What you will do: In the records below, find the lines that include "this" and copy each.

=-=-=

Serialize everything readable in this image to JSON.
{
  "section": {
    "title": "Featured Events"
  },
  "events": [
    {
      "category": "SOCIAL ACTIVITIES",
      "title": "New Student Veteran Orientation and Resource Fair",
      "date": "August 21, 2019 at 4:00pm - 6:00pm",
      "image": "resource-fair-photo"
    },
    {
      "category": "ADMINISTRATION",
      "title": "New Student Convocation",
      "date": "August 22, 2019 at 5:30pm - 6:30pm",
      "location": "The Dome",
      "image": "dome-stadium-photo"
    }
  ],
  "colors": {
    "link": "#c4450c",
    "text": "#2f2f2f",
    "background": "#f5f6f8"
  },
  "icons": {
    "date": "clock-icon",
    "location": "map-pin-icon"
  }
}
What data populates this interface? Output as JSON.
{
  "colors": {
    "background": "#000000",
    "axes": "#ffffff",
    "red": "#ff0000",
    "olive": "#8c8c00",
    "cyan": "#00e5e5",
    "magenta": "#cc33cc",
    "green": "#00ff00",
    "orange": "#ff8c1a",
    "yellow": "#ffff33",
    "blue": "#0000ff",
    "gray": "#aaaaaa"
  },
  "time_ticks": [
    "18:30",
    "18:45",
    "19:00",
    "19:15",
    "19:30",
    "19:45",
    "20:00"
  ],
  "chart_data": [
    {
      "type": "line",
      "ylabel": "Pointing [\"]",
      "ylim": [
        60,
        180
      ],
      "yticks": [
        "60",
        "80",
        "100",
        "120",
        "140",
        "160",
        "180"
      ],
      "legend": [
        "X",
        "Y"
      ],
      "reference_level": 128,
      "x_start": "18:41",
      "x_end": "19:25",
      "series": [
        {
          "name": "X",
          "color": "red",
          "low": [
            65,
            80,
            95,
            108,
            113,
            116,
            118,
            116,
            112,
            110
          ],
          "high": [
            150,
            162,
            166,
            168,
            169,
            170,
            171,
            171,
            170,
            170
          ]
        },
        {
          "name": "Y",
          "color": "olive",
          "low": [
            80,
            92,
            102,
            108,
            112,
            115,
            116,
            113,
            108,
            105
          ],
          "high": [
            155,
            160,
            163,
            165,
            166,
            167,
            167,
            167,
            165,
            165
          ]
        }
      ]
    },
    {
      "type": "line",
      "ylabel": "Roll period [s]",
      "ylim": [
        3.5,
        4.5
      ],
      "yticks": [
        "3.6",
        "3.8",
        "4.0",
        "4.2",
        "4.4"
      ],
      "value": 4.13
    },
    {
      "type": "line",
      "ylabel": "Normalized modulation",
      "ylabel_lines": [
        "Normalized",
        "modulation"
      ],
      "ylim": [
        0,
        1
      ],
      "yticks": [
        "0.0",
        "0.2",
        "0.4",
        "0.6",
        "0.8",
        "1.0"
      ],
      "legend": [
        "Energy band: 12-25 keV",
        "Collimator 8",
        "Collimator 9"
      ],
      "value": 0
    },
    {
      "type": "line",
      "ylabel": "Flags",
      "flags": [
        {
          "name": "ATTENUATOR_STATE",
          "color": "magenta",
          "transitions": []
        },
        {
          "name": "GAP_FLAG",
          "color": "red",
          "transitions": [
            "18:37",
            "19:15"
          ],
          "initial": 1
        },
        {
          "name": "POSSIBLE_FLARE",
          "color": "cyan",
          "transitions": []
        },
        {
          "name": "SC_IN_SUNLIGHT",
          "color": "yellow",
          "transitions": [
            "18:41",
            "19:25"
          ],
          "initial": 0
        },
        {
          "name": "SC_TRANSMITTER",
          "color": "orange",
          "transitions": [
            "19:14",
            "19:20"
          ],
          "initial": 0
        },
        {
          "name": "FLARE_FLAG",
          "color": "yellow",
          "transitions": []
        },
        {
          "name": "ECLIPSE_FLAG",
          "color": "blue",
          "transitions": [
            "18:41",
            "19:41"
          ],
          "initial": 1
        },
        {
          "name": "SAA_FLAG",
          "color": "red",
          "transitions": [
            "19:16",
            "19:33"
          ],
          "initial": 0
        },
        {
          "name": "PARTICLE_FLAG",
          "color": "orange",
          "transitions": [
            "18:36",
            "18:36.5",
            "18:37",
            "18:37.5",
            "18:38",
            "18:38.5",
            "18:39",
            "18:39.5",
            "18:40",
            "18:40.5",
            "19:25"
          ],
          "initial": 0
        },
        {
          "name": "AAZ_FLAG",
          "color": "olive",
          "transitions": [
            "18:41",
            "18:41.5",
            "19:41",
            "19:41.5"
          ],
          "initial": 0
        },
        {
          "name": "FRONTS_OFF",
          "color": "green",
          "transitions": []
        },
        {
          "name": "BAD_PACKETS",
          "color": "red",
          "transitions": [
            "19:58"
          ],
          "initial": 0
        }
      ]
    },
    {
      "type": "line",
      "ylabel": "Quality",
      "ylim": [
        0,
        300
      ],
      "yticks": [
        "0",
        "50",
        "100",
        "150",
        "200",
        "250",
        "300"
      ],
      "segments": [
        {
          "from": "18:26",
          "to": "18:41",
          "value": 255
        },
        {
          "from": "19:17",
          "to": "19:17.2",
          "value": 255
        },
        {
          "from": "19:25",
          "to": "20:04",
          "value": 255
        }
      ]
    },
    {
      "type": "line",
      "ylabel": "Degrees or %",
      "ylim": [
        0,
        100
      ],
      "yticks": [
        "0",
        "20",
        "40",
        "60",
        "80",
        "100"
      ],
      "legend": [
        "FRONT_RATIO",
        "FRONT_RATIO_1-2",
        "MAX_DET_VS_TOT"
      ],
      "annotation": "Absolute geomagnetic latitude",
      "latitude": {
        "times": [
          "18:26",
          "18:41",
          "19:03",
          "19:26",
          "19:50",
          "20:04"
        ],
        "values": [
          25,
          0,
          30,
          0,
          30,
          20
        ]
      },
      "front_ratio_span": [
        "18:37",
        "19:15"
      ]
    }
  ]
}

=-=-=

Result below:
Serialize everything readable in this image to JSON.
What data populates this interface? Output as JSON.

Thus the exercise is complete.